PROBLEM >> Which lines in the data below contain the word "Diff"? Pull each of them out.

RECORDS FOR PROCESSING >>
######

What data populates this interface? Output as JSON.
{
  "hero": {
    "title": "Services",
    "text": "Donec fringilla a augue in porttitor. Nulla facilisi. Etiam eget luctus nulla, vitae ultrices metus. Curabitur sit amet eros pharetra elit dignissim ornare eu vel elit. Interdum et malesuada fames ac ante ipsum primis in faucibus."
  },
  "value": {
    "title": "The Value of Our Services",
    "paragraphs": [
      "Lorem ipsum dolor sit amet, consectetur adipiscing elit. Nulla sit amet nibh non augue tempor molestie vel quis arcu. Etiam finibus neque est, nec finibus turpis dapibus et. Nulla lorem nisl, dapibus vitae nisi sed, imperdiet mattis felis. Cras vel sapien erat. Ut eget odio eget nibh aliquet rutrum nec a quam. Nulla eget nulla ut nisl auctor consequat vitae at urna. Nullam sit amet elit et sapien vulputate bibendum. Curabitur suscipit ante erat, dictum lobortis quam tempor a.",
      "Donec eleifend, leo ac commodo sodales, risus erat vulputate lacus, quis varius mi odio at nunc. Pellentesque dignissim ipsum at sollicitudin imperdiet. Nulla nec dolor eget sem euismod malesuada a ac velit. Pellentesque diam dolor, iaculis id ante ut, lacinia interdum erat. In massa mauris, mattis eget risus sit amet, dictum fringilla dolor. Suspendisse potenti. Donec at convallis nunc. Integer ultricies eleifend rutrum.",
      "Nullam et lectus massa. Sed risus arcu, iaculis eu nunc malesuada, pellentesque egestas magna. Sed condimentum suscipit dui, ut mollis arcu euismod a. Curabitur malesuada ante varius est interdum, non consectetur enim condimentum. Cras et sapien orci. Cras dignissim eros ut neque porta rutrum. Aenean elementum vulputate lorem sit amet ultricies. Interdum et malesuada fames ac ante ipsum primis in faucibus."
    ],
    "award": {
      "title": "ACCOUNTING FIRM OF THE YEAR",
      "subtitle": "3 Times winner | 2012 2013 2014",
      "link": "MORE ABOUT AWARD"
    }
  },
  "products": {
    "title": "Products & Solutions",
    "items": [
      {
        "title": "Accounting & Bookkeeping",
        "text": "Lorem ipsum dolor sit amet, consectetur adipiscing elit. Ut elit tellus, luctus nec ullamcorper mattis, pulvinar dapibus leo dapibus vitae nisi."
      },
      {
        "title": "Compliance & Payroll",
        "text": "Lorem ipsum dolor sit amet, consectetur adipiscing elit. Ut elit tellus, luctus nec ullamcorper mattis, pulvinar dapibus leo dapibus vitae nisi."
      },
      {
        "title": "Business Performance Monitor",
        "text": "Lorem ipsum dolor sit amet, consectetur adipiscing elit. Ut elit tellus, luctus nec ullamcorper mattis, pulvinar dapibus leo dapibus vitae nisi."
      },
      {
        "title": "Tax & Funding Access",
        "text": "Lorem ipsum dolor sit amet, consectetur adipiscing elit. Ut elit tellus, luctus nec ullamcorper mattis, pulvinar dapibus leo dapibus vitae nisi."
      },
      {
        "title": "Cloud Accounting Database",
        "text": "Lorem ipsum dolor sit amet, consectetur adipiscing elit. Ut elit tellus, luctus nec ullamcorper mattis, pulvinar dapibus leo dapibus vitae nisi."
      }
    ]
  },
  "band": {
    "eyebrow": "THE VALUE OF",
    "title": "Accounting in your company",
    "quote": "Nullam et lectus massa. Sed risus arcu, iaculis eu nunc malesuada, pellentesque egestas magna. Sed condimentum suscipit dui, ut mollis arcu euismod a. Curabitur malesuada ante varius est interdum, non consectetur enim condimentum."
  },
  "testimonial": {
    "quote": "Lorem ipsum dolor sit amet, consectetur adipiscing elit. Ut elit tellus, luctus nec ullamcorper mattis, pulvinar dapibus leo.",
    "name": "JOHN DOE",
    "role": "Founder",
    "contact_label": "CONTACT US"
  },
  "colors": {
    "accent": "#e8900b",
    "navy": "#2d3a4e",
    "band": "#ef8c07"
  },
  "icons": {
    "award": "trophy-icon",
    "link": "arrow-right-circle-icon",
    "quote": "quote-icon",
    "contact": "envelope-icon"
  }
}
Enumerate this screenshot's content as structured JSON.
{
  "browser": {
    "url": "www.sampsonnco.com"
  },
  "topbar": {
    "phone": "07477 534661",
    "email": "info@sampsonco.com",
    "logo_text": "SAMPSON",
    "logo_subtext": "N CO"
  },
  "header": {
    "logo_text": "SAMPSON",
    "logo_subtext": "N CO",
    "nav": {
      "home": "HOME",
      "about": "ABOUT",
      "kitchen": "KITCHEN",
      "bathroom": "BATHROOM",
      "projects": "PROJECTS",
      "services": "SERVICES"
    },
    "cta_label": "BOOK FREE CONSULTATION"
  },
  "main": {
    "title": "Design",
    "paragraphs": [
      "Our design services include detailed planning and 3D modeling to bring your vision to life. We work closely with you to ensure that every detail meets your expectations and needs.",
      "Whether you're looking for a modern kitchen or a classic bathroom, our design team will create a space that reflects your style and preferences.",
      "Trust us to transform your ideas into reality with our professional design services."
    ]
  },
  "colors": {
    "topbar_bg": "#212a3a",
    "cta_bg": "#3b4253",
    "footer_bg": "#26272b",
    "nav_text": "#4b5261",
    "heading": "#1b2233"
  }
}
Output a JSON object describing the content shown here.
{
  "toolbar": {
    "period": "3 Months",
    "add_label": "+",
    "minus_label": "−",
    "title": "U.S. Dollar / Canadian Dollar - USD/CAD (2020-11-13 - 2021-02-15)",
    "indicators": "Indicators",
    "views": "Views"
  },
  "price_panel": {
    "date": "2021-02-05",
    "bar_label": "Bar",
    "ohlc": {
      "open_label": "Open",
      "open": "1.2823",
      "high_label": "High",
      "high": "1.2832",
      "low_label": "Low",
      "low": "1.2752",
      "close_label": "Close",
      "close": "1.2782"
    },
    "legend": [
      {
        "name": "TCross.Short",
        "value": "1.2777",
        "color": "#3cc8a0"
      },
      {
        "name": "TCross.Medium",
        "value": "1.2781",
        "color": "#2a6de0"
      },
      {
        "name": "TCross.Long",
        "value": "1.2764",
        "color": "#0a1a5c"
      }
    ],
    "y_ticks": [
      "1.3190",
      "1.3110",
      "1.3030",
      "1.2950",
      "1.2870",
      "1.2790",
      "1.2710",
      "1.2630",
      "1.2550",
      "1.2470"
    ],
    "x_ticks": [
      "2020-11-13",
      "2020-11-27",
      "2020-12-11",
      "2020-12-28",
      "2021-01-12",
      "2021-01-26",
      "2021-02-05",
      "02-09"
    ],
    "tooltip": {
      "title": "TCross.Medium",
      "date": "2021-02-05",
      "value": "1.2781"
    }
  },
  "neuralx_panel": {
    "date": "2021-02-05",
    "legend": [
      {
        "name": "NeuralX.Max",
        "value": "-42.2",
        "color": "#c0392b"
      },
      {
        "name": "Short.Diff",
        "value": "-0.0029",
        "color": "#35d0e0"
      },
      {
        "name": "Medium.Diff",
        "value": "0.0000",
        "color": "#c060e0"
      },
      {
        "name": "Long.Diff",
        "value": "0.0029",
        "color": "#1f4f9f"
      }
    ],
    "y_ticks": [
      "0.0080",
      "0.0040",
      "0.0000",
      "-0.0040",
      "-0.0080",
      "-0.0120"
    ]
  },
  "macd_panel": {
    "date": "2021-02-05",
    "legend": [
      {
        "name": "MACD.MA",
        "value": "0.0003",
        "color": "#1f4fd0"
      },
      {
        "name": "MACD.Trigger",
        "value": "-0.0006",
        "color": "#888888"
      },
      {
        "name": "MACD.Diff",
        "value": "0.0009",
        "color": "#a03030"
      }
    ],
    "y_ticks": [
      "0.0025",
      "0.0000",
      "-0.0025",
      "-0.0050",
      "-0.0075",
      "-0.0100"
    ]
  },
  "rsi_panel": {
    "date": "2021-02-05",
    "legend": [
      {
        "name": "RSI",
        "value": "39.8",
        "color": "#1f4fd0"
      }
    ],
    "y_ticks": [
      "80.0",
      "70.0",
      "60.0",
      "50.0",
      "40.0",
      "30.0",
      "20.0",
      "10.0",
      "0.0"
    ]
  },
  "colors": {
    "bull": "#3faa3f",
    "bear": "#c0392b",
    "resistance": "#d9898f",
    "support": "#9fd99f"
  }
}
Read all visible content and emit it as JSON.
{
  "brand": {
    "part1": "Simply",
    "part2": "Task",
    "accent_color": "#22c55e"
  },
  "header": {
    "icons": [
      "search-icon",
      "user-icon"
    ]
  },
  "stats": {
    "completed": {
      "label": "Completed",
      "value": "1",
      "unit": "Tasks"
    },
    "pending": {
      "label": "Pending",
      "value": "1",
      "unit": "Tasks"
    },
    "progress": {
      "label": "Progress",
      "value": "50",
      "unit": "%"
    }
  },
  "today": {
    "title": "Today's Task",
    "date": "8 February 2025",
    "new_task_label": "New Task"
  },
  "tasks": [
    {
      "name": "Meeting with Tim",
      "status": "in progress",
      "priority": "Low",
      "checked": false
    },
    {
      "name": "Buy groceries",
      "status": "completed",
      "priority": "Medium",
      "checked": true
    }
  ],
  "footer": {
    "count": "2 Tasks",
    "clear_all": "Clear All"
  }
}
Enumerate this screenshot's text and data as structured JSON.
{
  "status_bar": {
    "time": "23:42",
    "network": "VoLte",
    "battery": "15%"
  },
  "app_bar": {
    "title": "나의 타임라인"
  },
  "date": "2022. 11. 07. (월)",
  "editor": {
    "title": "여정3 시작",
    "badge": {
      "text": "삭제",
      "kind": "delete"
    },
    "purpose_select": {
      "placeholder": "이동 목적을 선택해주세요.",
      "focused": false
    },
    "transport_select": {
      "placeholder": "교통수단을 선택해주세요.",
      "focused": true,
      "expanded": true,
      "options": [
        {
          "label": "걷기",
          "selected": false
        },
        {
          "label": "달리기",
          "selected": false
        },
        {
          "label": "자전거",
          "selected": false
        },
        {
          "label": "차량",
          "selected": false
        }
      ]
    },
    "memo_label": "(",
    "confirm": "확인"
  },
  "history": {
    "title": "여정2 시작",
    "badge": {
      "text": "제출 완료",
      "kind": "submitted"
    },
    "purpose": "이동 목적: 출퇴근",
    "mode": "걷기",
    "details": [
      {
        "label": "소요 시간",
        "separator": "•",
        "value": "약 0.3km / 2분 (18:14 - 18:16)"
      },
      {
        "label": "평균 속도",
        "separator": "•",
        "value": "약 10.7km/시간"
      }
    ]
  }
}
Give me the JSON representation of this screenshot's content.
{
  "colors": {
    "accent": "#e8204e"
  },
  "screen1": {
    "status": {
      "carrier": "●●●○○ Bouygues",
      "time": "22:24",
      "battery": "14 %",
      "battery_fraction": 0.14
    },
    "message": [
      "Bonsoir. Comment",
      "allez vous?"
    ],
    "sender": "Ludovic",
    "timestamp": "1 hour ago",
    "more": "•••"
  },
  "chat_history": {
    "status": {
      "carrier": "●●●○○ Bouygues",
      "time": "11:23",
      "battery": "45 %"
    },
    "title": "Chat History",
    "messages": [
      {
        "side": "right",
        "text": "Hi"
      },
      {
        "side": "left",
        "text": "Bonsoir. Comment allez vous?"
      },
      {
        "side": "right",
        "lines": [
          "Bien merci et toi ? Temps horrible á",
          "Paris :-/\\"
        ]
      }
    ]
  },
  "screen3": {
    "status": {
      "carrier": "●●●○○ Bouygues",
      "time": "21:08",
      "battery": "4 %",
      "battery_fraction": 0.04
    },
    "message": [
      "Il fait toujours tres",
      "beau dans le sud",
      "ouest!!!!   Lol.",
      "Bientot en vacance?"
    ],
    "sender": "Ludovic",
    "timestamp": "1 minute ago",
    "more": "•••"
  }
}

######

REPLY TO THE TASK >>
        "name": "Short.Diff",
        "name": "Medium.Diff",
        "name": "Long.Diff",
        "name": "MACD.Diff",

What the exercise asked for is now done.